[JURIST] The US Supreme Court [official website; JURIST news archive] heard oral arguments [transcript, PDF] Tuesday in Kimbrough v. United States [Duke Law case backgrounder; merit briefs], 06-6330, in which the Court considered whether a district judge, in seeking to impose a sentence that is "sufficient but not greater than necessary," should have discretion to sentence a defendant to a prison term lesser than what is recommended by federal guidelines. US District Judge Raymond A. Jackson sentenced crack and powder cocaine dealer Derrick Kimbrough to 15 years in prison, despite the 19 to 22-year standard found in the U.S. Sentencing Commission guidelines [USSC materials]. Critics have said the Federal Sentencing Guidelines treat races unequally, as powder cocaine dealers face the same sentence as a crack cocaine dealer who traffics 1/100th the amount. The vast majority of crack cocaine defendants are black. In sentencing Kimbrough to 15 years, the judge called the higher sentence "ridiculous." The Fourth Circuit vacated Kimbrough's lesser sentence [opinion, PDF] and remanded for resentencing, holding that district court judges do not have authority to undercut the guidelines based on personal objections to perceived disparities.
The Court also heard oral arguments [transcript, PDF] in Gall v. United States [Duke Law case backgrounder; merit briefs], 06-7949, in which another circuit court ordered resentencing of a defendant originally sentenced below the guidelines. The Eighth Circuit ruled that it was unreasonable for a drug dealer selling MDMA, or ecstasy, to be sentenced below the guideline amount [opinion, PDF] without any special circumstances in the case.
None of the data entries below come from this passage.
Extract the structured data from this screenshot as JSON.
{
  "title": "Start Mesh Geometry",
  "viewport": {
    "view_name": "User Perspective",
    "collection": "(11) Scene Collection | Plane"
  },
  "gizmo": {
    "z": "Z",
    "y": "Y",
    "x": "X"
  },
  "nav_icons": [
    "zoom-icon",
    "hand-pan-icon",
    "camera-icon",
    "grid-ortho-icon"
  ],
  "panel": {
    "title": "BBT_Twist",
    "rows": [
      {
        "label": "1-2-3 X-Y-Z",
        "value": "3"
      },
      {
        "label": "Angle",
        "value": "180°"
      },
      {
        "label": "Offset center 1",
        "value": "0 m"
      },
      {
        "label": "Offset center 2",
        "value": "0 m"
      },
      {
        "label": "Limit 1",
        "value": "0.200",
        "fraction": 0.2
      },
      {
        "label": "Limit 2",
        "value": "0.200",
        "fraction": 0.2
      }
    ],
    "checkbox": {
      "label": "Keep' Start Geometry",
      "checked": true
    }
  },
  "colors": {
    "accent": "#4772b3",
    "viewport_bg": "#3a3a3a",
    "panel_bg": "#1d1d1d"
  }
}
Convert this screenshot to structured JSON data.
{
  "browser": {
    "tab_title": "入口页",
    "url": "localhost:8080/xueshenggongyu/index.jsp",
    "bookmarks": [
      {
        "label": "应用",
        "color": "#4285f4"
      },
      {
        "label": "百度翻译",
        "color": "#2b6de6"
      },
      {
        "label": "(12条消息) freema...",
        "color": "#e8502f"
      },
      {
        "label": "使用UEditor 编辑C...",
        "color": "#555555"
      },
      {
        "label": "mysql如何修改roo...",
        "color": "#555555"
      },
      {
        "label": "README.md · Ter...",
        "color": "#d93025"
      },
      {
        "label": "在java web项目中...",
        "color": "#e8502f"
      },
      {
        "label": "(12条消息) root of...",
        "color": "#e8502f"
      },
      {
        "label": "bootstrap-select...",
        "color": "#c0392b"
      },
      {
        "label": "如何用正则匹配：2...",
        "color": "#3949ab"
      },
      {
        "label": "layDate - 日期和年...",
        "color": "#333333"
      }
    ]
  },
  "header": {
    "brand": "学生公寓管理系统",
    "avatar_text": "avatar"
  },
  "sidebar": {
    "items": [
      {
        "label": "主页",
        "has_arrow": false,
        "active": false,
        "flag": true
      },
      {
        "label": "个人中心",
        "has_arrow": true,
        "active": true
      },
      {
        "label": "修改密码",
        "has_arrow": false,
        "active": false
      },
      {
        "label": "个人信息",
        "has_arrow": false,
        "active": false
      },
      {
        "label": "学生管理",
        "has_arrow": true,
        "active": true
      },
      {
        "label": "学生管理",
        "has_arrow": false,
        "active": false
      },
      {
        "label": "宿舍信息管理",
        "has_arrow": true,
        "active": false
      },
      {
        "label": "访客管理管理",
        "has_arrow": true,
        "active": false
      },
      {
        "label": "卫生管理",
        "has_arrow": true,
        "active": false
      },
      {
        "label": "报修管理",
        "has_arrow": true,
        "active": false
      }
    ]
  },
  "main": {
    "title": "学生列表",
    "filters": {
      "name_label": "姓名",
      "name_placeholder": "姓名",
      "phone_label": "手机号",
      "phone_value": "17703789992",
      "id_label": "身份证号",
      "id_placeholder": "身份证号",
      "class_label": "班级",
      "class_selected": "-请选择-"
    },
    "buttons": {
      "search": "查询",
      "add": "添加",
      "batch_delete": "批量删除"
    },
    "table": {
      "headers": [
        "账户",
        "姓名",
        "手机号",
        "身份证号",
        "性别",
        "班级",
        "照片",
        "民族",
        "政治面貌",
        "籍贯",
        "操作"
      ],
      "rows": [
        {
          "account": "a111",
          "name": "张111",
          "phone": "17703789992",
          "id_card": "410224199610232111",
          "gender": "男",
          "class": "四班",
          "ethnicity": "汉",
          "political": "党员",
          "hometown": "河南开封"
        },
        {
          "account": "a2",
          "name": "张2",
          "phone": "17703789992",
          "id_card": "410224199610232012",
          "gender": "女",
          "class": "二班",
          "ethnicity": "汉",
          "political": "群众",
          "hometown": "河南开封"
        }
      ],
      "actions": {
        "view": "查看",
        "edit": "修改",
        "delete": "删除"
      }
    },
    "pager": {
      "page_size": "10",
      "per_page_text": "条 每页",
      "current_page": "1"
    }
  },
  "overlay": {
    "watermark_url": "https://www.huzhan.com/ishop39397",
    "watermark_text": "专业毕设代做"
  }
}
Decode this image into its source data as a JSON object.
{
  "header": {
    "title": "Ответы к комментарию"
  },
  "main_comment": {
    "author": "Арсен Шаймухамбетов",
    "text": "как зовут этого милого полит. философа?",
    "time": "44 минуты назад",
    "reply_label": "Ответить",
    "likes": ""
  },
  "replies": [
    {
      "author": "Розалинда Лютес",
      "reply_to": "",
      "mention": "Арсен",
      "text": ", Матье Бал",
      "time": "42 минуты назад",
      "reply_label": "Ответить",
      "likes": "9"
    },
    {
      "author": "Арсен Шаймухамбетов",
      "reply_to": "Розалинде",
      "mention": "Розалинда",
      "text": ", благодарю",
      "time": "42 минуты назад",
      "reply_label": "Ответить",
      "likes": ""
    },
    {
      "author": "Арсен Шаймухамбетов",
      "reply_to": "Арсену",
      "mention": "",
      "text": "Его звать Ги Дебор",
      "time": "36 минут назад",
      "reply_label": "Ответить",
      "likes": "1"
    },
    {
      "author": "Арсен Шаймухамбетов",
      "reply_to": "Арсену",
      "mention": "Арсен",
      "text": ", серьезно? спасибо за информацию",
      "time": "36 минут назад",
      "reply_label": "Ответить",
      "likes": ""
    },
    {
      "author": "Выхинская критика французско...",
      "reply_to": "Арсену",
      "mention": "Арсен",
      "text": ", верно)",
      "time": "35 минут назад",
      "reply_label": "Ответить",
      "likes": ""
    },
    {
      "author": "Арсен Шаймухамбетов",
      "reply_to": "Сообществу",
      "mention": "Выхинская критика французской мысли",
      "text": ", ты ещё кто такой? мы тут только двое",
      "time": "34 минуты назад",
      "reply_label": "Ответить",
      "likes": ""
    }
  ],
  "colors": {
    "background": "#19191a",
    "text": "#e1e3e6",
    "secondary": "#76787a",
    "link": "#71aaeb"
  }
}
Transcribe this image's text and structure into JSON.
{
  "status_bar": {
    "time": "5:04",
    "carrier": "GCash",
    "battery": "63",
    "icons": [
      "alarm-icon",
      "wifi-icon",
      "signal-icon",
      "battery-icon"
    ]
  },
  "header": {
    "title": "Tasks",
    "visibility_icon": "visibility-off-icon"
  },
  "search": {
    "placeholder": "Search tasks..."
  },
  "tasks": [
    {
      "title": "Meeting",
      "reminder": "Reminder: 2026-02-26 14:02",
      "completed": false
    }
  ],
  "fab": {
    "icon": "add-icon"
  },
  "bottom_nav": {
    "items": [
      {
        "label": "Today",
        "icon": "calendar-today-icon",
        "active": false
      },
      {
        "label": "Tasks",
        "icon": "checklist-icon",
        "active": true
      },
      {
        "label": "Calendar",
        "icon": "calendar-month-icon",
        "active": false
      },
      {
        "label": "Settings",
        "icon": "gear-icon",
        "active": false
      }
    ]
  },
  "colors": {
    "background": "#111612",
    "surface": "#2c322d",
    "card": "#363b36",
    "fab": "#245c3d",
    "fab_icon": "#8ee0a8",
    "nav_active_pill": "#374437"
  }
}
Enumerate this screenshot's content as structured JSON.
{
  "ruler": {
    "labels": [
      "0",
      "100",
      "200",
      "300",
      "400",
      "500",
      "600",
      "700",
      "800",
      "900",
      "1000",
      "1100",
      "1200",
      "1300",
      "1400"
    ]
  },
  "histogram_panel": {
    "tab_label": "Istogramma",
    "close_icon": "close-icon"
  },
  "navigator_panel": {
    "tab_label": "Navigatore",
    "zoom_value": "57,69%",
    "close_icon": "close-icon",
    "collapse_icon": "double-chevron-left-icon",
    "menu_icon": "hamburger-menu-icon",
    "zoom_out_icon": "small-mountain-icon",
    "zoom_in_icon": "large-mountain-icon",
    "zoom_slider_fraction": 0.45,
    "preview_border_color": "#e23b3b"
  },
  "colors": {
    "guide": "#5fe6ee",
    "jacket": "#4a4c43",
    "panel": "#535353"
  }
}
Gall pleaded guilty to conspiracy to distribute MDMA and was sentenced only to probation. AP has more.